In my practice I was constantly impressed by the way the human psyche reacts to a crime committed unconsciously. After all, that young woman was initially not aware that she had killed her child. And yet she had fallen into a condition that appeared to be the expression of extreme consciousness of guilt.
I once had a similar case which I have never forgotten. A lady came to my office. She refused to give her name, said it did not matter, since she wished to have only the one consultation. It was apparent that she belonged to the upper levels of society. She had been a doctor, she said.
What she had to communicate to me was a confession; some twenty years ago she had committed a murder out of jealousy. She had poisoned her best friend because she wanted to marry the friend’s husband. She had thought that if the murder was not discovered, it would not disturb her. She wanted to marry the husband, and the simplest way was to eliminate her friend. Moral considerations were of no importance to her, she thought.
The consequences? She had in fact married the man, but he died soon afterward, relatively young. During the following years a number of strange things happened. The daughter of this marriage endeavored to get away from her as soon as she was grown up. She married young and vanished from view, drew farther and farther away, and ultimately the mother lost all contact with her.
This lady was a passionate horsewoman and owned several riding horses of which she was extremely fond. One day she discovered that the horses were beginning to grow nervous under her. Even her favorite shied and threw her. Finally she had to give up riding. Thereafter she clung to her dogs. She owned an unusually beautiful wolfhound to which she was greatly attached. As chance would have it, this very dog was stricken with paralysis. With that, her cup was full; she felt that she was morally done for.

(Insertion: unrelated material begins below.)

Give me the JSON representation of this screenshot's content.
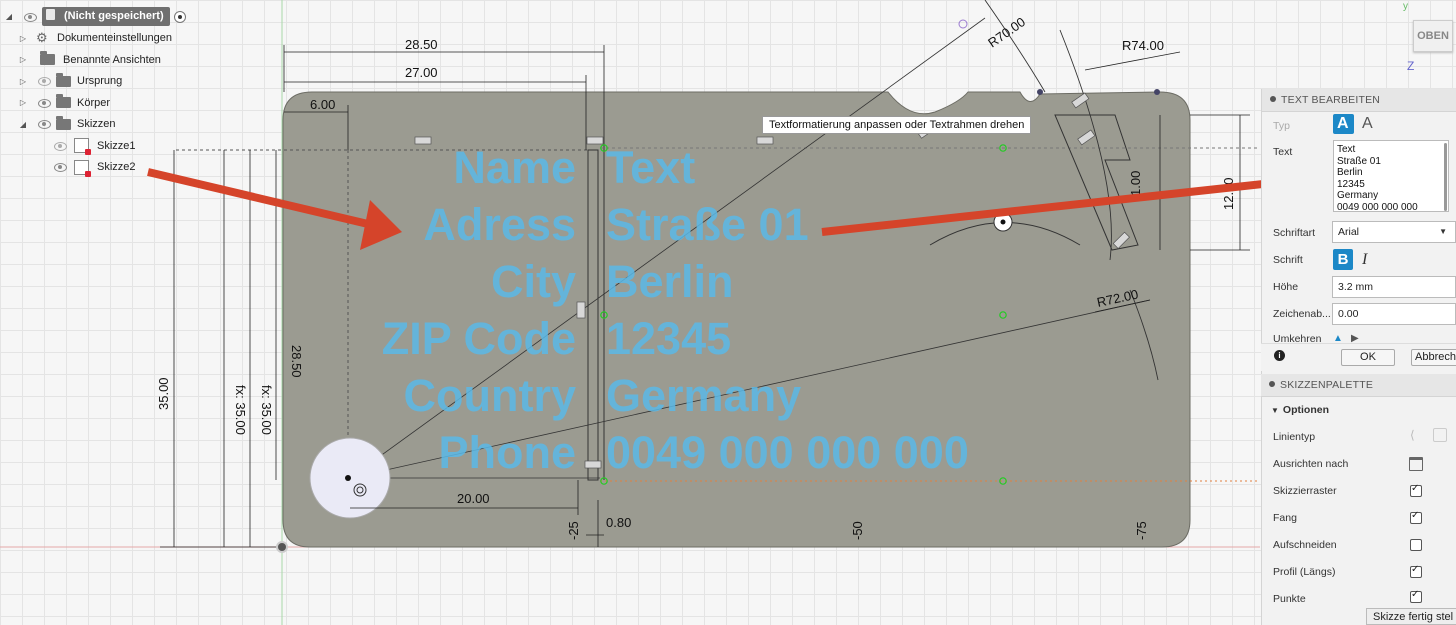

She had to confess, and for this purpose she came to me. She was a murderess, but on top of that she had also murdered herself. For one who commits such a crime destroys his own soul. The murderer has already passed sentence on himself. If someone has committed a crime and is caught, he suffers judicial punishment. If he has done it secretly, without moral consciousness of it, and remains undiscovered, the punishment can nevertheless be visited upon him, as our case shows. It comes out in the end. Sometimes it seems as if even animals and plants “know” it.
As a result of the murder, the woman was plunged into unbearable loneliness. She had even become alienated from animals. And in order to shake off this loneliness, she had made me share her knowledge. She had to have someone who was not a murderer to share the secret.
She wanted to find a person who could accept her confession without prejudice, for by so doing she would achieve once more something resembling a relationship to humanity. And the person would have to be a doctor rather than a professional confessor. She would have suspected a priest of listening to her because of his office, and of not accepting the facts for their own sake but for the purpose of moral judgment. She had seen people and animals turn away from her, and had been so struck by this silent verdict that she could not have endured any further condemnation.
I never found out who she was, nor do I have any proof that her story was true. Sometimes I have asked myself what might have become of her. For that was by no means the end of her journey. Perhaps she was driven ultimately to suicide. I cannot imagine how she could have gone on living in that utter loneliness. ~Carl Jung; Memories Dreams and Reflections.
Image: “Murder in the House” by Jakub Schikaneder